◆ **Prompt**
Where the word "counter" occurs in a line of the data, return the whole line.

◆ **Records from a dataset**
____
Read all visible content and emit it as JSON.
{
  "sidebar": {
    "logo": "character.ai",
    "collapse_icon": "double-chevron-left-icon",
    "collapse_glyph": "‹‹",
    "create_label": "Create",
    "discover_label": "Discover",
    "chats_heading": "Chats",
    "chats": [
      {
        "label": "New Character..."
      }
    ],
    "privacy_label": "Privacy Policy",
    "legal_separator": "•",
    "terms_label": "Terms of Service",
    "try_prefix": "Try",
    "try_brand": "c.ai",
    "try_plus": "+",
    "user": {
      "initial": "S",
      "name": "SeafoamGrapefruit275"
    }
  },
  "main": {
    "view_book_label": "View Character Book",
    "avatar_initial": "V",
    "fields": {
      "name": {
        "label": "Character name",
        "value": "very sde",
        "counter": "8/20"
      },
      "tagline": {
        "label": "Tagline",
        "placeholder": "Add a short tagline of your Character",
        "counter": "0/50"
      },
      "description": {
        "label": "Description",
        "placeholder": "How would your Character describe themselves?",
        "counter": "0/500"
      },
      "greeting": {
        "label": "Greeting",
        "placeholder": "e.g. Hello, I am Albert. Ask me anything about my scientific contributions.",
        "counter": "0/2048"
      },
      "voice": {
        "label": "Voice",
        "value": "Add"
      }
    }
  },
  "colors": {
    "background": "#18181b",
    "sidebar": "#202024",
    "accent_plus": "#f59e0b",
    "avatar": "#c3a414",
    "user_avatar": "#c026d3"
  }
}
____
◆ **Exercise answer**
        "counter": "8/20"
        "counter": "0/50"
        "counter": "0/500"
        "counter": "0/2048"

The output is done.